Exercise prompt: Below are entries to reproduce exactly, apart from their pictures.

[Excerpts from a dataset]
┏━━
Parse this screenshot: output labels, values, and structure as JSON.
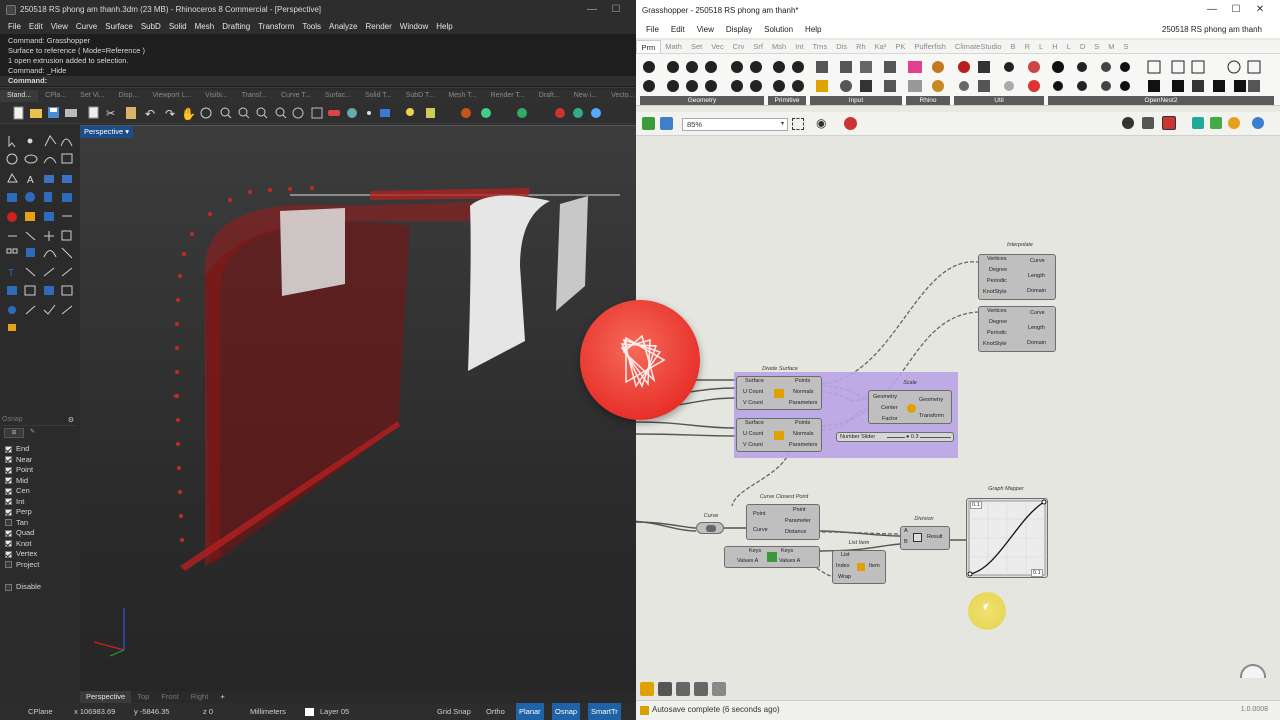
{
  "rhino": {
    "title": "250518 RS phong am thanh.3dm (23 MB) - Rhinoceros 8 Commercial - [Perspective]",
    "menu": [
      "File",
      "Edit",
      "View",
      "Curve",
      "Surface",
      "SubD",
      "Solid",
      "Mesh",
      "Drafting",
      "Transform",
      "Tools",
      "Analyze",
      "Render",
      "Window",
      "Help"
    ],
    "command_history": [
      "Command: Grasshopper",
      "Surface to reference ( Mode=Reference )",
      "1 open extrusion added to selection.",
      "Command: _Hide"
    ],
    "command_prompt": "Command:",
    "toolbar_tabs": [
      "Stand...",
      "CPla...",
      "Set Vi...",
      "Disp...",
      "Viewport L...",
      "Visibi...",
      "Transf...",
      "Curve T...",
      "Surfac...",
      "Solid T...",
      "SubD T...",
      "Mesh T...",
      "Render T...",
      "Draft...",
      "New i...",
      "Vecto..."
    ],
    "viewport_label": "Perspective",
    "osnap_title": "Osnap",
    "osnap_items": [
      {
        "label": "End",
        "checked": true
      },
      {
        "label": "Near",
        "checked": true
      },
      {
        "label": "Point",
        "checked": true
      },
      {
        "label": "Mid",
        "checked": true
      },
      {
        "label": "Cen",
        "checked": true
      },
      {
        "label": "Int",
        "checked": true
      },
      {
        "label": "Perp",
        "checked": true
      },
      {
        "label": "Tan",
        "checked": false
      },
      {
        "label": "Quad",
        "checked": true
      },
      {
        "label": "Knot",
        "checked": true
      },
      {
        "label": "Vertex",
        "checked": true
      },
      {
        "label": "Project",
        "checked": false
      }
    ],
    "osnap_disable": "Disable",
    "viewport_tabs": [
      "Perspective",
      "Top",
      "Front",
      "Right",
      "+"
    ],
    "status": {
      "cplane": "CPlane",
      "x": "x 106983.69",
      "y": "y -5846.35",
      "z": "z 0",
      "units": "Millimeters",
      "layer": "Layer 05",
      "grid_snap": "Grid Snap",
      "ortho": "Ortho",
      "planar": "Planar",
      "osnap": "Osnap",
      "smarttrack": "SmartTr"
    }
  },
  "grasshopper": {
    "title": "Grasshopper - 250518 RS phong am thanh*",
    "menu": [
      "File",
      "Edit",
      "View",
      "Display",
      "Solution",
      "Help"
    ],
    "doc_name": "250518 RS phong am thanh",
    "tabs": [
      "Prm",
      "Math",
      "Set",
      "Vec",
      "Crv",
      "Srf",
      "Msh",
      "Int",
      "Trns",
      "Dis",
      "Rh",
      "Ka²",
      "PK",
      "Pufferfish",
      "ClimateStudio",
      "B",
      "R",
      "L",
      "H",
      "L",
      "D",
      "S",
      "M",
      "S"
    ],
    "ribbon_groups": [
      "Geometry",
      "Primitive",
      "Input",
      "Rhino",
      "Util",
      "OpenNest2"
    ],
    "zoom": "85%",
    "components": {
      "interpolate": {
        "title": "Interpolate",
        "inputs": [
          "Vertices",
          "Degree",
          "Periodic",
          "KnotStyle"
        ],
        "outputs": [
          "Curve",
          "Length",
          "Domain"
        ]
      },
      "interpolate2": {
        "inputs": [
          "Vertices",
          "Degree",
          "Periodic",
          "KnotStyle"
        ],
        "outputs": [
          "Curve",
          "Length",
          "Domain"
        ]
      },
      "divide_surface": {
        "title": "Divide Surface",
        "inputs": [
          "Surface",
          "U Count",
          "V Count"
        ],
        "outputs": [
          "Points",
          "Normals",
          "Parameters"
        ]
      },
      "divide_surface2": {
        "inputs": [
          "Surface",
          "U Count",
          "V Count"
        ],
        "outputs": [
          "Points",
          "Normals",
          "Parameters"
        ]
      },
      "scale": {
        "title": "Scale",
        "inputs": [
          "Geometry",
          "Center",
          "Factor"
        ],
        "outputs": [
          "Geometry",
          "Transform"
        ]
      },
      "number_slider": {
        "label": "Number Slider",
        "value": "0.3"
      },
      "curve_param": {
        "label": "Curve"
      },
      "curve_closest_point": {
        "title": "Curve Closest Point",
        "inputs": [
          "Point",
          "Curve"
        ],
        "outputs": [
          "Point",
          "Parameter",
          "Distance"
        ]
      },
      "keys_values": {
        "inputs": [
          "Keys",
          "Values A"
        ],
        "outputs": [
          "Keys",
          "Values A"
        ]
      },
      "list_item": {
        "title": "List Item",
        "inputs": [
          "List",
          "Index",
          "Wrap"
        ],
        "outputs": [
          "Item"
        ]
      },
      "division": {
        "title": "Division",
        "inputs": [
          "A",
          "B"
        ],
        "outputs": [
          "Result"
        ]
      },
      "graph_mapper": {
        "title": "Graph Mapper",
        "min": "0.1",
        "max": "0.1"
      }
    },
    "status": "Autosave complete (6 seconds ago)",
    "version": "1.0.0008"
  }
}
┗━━
Result for this task:
Parse this screenshot: output labels, values, and structure as JSON.
{
  "rhino": {
    "title": "250518 RS phong am thanh.3dm (23 MB) - Rhinoceros 8 Commercial - [Perspective]",
    "menu": [
      "File",
      "Edit",
      "View",
      "Curve",
      "Surface",
      "SubD",
      "Solid",
      "Mesh",
      "Drafting",
      "Transform",
      "Tools",
      "Analyze",
      "Render",
      "Window",
      "Help"
    ],
    "command_history": [
      "Command: Grasshopper",
      "Surface to reference ( Mode=Reference )",
      "1 open extrusion added to selection.",
      "Command: _Hide"
    ],
    "command_prompt": "Command:",
    "toolbar_tabs": [
      "Stand...",
      "CPla...",
      "Set Vi...",
      "Disp...",
      "Viewport L...",
      "Visibi...",
      "Transf...",
      "Curve T...",
      "Surfac...",
      "Solid T...",
      "SubD T...",
      "Mesh T...",
      "Render T...",
      "Draft...",
      "New i...",
      "Vecto..."
    ],
    "viewport_label": "Perspective",
    "osnap_title": "Osnap",
    "osnap_items": [
      {
        "label": "End",
        "checked": true
      },
      {
        "label": "Near",
        "checked": true
      },
      {
        "label": "Point",
        "checked": true
      },
      {
        "label": "Mid",
        "checked": true
      },
      {
        "label": "Cen",
        "checked": true
      },
      {
        "label": "Int",
        "checked": true
      },
      {
        "label": "Perp",
        "checked": true
      },
      {
        "label": "Tan",
        "checked": false
      },
      {
        "label": "Quad",
        "checked": true
      },
      {
        "label": "Knot",
        "checked": true
      },
      {
        "label": "Vertex",
        "checked": true
      },
      {
        "label": "Project",
        "checked": false
      }
    ],
    "osnap_disable": "Disable",
    "viewport_tabs": [
      "Perspective",
      "Top",
      "Front",
      "Right",
      "+"
    ],
    "status": {
      "cplane": "CPlane",
      "x": "x 106983.69",
      "y": "y -5846.35",
      "z": "z 0",
      "units": "Millimeters",
      "layer": "Layer 05",
      "grid_snap": "Grid Snap",
      "ortho": "Ortho",
      "planar": "Planar",
      "osnap": "Osnap",
      "smarttrack": "SmartTr"
    }
  },
  "grasshopper": {
    "title": "Grasshopper - 250518 RS phong am thanh*",
    "menu": [
      "File",
      "Edit",
      "View",
      "Display",
      "Solution",
      "Help"
    ],
    "doc_name": "250518 RS phong am thanh",
    "tabs": [
      "Prm",
      "Math",
      "Set",
      "Vec",
      "Crv",
      "Srf",
      "Msh",
      "Int",
      "Trns",
      "Dis",
      "Rh",
      "Ka²",
      "PK",
      "Pufferfish",
      "ClimateStudio",
      "B",
      "R",
      "L",
      "H",
      "L",
      "D",
      "S",
      "M",
      "S"
    ],
    "ribbon_groups": [
      "Geometry",
      "Primitive",
      "Input",
      "Rhino",
      "Util",
      "OpenNest2"
    ],
    "zoom": "85%",
    "components": {
      "interpolate": {
        "title": "Interpolate",
        "inputs": [
          "Vertices",
          "Degree",
          "Periodic",
          "KnotStyle"
        ],
        "outputs": [
          "Curve",
          "Length",
          "Domain"
        ]
      },
      "interpolate2": {
        "inputs": [
          "Vertices",
          "Degree",
          "Periodic",
          "KnotStyle"
        ],
        "outputs": [
          "Curve",
          "Length",
          "Domain"
        ]
      },
      "divide_surface": {
        "title": "Divide Surface",
        "inputs": [
          "Surface",
          "U Count",
          "V Count"
        ],
        "outputs": [
          "Points",
          "Normals",
          "Parameters"
        ]
      },
      "divide_surface2": {
        "inputs": [
          "Surface",
          "U Count",
          "V Count"
        ],
        "outputs": [
          "Points",
          "Normals",
          "Parameters"
        ]
      },
      "scale": {
        "title": "Scale",
        "inputs": [
          "Geometry",
          "Center",
          "Factor"
        ],
        "outputs": [
          "Geometry",
          "Transform"
        ]
      },
      "number_slider": {
        "label": "Number Slider",
        "value": "0.3"
      },
      "curve_param": {
        "label": "Curve"
      },
      "curve_closest_point": {
        "title": "Curve Closest Point",
        "inputs": [
          "Point",
          "Curve"
        ],
        "outputs": [
          "Point",
          "Parameter",
          "Distance"
        ]
      },
      "keys_values": {
        "inputs": [
          "Keys",
          "Values A"
        ],
        "outputs": [
          "Keys",
          "Values A"
        ]
      },
      "list_item": {
        "title": "List Item",
        "inputs": [
          "List",
          "Index",
          "Wrap"
        ],
        "outputs": [
          "Item"
        ]
      },
      "division": {
        "title": "Division",
        "inputs": [
          "A",
          "B"
        ],
        "outputs": [
          "Result"
        ]
      },
      "graph_mapper": {
        "title": "Graph Mapper",
        "min": "0.1",
        "max": "0.1"
      }
    },
    "status": "Autosave complete (6 seconds ago)",
    "version": "1.0.0008"
  }
}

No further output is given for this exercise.